While there was an understandable rationale behind some of their decisions, her organisation may be missing opportunities to drive both end-customer and business benefits. It also reinforced the view that some negative perceptions still remain around inbound communications outsourcing.
In fact, whilst there is a continuing trend to outsource and offshore a variety of internal functions such as IT, HR and accountancy, there has been a noticeable shift the other way when it comes to customer facing (inbound communications) functions. Companies understandably want to feel that they own this, and that the accountability and responsibility for customer management starts and ends with them. It should. But there is nothing wrong with getting help to do this more efficiently and effectively.
There is clearly a lot to be gained by the emotional connection offered from a ‘local’ agent, regardless of contact channel (voice, email, web chat), particularly where empathy is required. Additionally factors such as local ‘voices’, head office proximity, personal experience, personalisation and the like are all important considerations in the drive to achieve a ‘right 1sttime resolution’, minimise handoffs, nurture a customer-centric culture and ultimately enhance customer satisfaction. All are very important but all still very achievable with the right outsourced model.
Approached in the right way, and for the right reasons, the significant benefits associated with an outsourcing strategy are there for the taking.

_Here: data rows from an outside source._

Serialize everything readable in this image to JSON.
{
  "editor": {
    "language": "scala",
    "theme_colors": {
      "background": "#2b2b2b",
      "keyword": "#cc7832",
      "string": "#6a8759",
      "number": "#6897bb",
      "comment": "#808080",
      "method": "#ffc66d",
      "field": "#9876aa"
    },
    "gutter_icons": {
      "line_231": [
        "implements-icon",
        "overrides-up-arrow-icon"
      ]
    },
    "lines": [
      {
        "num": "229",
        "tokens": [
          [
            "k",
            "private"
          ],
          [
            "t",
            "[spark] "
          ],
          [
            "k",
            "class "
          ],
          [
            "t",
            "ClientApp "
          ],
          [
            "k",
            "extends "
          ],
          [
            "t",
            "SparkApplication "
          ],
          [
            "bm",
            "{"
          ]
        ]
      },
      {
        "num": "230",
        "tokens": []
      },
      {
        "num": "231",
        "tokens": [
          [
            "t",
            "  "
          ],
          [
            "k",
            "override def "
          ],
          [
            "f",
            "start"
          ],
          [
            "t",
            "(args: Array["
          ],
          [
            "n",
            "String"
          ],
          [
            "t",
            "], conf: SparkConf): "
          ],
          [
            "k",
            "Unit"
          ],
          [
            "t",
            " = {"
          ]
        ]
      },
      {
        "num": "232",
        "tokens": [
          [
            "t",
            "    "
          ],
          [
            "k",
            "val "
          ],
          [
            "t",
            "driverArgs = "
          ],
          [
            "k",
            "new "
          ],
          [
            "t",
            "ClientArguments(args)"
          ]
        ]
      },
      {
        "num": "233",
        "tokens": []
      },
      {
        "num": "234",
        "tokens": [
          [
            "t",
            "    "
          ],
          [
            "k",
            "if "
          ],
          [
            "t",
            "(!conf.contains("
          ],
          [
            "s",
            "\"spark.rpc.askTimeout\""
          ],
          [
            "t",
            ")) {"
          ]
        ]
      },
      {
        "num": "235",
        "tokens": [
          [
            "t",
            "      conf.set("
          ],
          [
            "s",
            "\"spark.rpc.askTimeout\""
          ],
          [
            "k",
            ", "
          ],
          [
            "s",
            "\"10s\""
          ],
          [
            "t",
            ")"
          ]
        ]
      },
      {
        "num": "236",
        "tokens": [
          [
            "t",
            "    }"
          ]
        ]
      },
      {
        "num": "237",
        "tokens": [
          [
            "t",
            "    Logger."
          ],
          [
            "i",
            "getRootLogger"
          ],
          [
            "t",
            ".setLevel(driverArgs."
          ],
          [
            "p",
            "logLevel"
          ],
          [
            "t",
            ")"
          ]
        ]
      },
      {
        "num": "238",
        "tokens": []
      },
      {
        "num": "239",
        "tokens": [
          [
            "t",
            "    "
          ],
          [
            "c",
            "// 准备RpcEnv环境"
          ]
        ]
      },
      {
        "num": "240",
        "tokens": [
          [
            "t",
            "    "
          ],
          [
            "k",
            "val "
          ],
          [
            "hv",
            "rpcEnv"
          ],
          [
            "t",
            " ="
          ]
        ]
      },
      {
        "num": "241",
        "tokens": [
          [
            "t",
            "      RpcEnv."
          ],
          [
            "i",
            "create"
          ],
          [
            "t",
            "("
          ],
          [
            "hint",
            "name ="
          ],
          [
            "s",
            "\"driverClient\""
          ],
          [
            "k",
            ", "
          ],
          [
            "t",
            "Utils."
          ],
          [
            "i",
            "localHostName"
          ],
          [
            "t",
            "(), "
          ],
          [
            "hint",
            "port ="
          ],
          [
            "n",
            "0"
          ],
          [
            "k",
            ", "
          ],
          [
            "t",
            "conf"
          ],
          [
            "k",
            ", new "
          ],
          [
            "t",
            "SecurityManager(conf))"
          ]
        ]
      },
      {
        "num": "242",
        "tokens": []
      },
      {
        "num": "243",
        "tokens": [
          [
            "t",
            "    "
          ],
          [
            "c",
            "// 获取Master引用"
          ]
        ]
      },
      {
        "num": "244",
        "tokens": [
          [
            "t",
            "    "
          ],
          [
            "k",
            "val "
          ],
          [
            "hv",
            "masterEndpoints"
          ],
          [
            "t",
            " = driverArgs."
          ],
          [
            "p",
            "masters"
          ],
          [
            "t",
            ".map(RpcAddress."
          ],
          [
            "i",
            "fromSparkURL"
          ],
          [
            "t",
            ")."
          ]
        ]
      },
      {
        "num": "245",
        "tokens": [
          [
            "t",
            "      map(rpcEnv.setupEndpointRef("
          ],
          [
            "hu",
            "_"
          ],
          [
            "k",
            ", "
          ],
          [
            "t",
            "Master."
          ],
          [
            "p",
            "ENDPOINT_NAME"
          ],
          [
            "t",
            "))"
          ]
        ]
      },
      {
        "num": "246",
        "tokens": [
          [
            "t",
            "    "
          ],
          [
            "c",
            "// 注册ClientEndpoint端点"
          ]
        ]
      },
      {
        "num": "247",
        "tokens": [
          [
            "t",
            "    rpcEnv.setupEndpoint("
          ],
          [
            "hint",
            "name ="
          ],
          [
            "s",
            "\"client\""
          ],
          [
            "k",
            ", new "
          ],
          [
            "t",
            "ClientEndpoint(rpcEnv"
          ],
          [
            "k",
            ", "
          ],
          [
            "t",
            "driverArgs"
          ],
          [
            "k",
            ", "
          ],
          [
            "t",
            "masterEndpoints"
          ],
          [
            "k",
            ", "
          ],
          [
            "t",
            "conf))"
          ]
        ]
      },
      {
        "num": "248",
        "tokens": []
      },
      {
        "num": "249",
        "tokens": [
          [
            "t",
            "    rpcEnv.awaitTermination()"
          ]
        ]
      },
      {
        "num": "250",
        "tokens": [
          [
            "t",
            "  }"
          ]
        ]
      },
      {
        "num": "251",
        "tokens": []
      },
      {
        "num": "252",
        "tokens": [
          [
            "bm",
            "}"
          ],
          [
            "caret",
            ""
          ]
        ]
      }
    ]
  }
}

In an article, Paul Smedley, executive director of the Professional Planning Forum (PPF), articulated this eloquently. He said “You can easily get better customer service with an outsource partner than you can in-house. People outsource because they want to do it better and because they don’t want to invest in it themselves. There are some organisations that have been award-winning for customer service that is outsourced. And to do that they invest quite a lot in being clear about what it is they want to do, so the discipline of outsourcing can help some organisations to be clearer about what they are really trying to do for the customer. So if you invest in that, it is really going to help.”
In other words, although outsourcing requires investment, it still enables the client to retain ownership and accountability, whilst ensuring the most appropriate allocation of resources.
The main considerations for a successful outsourced (both on and off shore) service partner are about having the ability to put the right processes in place, a solid management structure, integration of multi-channel communications (as opposed to single, siloed channels) and a cultural and strategic alignment with your business and the outsource company. This can include shared endeavours of innovation and training to integrate the mindset of the teams, cultural inductions so that agents ‘live and breathe’ both the sector and the organisation they support and so on.
In terms of demystifying the customer communication outsourcing stigma, it ultimately boils down to which elements are placed where. But what if organisations could have the best of both worlds? For example: A blendshore approach with an onshore team of local agents managing the more complex customer queries, backed by an offshore team managing the straightforward transactional processes driven enquiries. The point is, with outsourcing, an intelligent blend of process management is achievable.
As highlighted in the example above, to counter the offshore concerns there is a growing demand for onshore outsourcing, or a hybrid of the two, ensuring that out-of-house service expertise can be leveraged, while addressing consumer issues with the lack of ‘local touch’ and language barriers.
Partnership alignment is fundamental in ensuring the smoothest integration of services, transitions/handovers and ultimately managing a customer’s experience. In return, this expanding relationship with an outsourced service partner can bring further benefits by opening up new opportunities, highlighting best practice from other industries, best of breed technologies, the latest innovations and more. (One such example is Robotic Process Automation but I’ll leave that case for another day).
There are clear business benefits to outsourcing in accelerating and executing an enhanced customer experience, but this requires commitment from an organisation to do it for the right reasons, with the right model and to want to “do it better”.
 Contact centres: To outsource or not outsource – how do you know? Neil Davey, 2013